10:1 I, Paul, myself entreat you, by the meekness and gentleness of Christ—I who am humble when face to face with you, but bold toward you when I am away!—2 I beg of you that when I am present I may not have to show boldness with such confidence as I count on showing against some who suspect us of walking according to the flesh. 3 For though we walk in the flesh, we are not waging war according to the flesh. 4 For the weapons of our warfare are not of the flesh but have divine power to destroy strongholds. 5 We destroy arguments and every lofty opinion raised against the knowledge of God, and take every thought captive to obey Christ, 6 being ready to punish every disobedience, when your obedience is complete.
7 Look at what is before your eyes.

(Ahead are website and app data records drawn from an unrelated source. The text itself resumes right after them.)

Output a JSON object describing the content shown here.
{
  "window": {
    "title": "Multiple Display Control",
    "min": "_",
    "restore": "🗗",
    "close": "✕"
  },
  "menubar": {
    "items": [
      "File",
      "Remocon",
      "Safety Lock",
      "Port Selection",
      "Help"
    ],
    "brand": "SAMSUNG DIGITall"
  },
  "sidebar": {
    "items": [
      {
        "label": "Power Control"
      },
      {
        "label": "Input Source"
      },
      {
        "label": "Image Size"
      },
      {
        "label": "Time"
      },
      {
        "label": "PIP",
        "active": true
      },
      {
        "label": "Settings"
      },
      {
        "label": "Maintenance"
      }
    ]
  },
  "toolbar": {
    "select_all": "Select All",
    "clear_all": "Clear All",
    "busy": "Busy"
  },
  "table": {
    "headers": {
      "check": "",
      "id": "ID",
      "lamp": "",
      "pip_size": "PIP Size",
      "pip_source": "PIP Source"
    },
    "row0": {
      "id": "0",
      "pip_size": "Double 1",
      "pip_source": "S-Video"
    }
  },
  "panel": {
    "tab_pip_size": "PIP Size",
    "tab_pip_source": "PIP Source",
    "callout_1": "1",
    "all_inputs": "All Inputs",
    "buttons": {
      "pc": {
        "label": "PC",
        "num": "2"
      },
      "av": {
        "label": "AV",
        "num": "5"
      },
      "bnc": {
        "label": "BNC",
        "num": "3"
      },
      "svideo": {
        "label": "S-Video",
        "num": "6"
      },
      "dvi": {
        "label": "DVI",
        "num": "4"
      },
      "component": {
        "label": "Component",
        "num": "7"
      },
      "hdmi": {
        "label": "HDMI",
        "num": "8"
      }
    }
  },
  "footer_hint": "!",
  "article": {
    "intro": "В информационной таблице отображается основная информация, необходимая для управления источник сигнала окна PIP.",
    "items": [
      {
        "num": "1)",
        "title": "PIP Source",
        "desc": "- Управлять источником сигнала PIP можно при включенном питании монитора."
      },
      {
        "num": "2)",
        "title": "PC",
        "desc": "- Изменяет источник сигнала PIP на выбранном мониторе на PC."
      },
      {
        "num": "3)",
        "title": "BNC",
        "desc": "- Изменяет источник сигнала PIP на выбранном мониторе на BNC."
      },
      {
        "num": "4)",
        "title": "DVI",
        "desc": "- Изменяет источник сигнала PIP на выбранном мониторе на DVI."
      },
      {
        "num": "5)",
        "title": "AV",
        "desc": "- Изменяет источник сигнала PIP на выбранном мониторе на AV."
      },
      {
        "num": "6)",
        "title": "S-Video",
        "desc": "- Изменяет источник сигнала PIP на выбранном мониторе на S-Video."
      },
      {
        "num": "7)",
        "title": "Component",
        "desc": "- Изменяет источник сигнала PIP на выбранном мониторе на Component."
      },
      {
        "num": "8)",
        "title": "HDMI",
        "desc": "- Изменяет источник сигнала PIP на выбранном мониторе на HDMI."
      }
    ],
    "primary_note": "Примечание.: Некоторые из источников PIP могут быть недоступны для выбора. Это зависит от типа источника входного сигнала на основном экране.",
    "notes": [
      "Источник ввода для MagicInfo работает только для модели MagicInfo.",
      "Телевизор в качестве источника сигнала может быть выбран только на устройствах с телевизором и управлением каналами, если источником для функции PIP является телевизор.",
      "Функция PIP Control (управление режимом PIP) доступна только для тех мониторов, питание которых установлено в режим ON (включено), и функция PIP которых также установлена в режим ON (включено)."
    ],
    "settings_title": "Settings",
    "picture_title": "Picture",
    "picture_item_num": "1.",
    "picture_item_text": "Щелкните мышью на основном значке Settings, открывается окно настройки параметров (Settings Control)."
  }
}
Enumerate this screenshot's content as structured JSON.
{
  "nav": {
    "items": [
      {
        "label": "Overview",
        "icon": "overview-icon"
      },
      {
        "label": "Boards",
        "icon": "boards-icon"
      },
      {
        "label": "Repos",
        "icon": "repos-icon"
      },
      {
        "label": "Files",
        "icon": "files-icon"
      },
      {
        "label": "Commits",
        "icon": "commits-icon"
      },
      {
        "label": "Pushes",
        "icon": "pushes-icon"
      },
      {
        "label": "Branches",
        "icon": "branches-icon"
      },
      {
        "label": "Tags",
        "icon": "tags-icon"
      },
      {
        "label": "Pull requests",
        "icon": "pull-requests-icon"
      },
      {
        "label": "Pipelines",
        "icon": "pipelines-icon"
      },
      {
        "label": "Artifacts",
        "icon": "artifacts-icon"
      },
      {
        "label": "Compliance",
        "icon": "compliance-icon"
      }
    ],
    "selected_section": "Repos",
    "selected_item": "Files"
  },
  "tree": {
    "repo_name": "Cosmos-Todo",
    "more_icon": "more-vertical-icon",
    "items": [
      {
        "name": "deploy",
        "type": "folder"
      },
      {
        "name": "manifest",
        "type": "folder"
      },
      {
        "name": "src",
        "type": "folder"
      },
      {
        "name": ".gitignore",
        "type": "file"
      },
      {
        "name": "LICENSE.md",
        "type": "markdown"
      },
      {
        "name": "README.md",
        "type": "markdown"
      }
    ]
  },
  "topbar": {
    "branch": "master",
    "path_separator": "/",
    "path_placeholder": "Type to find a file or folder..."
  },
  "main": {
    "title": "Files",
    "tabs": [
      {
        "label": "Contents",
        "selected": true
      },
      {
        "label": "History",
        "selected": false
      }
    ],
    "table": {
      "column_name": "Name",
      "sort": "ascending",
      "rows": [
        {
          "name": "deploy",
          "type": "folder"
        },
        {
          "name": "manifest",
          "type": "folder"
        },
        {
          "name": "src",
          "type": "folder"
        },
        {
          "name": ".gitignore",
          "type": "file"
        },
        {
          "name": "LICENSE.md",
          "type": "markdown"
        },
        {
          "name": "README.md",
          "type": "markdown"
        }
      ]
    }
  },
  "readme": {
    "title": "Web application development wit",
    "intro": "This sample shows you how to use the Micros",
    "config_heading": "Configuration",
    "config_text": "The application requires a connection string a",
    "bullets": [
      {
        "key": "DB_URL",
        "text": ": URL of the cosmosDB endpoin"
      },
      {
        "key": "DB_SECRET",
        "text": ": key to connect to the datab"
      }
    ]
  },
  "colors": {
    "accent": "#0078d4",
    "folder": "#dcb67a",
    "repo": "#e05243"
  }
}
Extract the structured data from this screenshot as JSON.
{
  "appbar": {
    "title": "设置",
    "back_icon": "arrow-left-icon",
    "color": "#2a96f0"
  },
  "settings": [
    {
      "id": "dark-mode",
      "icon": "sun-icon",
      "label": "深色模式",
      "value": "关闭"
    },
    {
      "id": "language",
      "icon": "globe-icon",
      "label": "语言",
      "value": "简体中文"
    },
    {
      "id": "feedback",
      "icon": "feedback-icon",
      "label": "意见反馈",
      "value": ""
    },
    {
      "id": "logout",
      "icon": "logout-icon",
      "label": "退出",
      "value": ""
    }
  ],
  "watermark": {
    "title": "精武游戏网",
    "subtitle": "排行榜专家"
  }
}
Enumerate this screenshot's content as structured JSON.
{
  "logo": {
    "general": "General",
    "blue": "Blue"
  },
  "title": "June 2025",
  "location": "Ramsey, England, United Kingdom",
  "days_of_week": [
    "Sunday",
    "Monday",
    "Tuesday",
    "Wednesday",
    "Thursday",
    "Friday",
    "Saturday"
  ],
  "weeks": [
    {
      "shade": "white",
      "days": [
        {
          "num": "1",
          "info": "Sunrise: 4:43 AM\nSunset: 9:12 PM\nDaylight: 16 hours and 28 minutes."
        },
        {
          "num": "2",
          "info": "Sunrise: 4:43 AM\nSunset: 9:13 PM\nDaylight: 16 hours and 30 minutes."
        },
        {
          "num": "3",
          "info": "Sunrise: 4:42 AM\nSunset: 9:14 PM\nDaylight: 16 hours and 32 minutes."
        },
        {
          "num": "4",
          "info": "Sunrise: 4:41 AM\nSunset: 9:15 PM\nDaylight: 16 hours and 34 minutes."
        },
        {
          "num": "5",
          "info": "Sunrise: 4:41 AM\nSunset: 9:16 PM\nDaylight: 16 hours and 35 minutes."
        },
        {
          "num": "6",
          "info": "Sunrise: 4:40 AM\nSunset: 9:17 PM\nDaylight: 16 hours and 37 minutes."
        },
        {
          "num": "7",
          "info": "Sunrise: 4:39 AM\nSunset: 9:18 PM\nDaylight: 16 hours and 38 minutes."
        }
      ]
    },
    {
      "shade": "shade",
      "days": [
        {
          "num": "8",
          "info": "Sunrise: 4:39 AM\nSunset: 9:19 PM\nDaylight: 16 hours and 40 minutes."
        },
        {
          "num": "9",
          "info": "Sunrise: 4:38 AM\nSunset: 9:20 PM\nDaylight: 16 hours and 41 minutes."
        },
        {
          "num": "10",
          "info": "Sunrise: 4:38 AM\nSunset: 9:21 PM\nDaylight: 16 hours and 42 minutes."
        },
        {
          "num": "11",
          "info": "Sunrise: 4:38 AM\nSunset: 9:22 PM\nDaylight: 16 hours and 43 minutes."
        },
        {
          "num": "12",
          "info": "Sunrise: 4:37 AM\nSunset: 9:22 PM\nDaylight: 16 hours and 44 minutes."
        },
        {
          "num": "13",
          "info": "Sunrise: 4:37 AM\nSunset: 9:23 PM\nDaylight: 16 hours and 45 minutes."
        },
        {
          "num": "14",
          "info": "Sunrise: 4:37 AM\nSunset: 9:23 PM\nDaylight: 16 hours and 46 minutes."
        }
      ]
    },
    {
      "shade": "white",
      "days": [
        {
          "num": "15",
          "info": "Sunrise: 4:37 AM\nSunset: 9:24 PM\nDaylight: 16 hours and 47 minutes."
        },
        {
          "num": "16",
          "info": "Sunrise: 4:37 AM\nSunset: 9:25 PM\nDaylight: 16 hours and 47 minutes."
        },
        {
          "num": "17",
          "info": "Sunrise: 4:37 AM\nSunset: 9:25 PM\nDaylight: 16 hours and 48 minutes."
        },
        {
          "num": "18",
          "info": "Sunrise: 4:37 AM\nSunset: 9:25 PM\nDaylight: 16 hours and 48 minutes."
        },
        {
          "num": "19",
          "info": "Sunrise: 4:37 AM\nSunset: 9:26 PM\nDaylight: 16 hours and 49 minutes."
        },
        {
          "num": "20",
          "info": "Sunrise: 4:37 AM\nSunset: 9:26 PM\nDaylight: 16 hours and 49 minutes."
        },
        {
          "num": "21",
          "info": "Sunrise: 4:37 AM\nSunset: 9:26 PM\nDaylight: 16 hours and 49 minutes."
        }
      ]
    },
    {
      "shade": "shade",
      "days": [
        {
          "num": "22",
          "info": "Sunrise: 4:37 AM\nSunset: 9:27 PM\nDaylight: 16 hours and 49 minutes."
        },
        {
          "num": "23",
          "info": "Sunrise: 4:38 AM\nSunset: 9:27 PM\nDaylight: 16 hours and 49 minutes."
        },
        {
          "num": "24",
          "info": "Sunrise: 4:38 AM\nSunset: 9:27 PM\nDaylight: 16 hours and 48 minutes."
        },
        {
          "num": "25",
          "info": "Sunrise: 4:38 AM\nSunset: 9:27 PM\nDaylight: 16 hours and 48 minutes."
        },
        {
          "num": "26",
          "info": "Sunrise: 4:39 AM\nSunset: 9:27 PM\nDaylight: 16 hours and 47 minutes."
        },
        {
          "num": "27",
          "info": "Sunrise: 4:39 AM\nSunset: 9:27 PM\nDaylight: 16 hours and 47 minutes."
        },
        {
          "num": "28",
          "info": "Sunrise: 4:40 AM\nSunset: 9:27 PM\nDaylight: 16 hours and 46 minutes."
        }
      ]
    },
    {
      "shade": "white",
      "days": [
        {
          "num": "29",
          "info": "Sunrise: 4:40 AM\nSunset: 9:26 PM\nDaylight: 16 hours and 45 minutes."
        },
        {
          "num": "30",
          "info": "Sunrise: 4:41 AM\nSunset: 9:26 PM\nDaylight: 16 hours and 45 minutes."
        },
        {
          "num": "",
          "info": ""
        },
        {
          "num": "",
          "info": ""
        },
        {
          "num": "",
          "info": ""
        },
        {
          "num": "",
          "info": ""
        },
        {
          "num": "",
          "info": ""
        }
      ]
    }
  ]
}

If anyone is confident that he is Christ's, let him remind himself that just as he is Christ's, so also are we. 8 For even if I boast a little too much of our authority, which the Lord gave for building you up and not for destroying you, I will not be ashamed. 9 I do not want to appear to be frightening you with my letters. 10 For they say, “His letters are weighty and strong, but his bodily presence is weak, and his speech of no account.” 11 Let such a person understand that what we say by letter when absent, we do when present. 12 Not that we dare to classify or compare ourselves with some of those who are commending themselves. But when they measure themselves by one another and compare themselves with one another, they are without understanding.
13 But we will not boast beyond limits, but will boast only with regard to the area of influence God assigned to us, to reach even to you. 14 For we are not overextending ourselves, as though we did not reach you. For we were the first to come all the way to you with the gospel of Christ. 15 We do not boast beyond limit in the labors of others. But our hope is that as your faith increases, our area of influence among you may be greatly enlarged, 16 so that we may preach the gospel in lands beyond you, without boasting of work already done in another's area of influence. 17 “Let the one who boasts, boast in the Lord.” 18 For it is not the one who commends himself who is approved, but the one whom the Lord commends.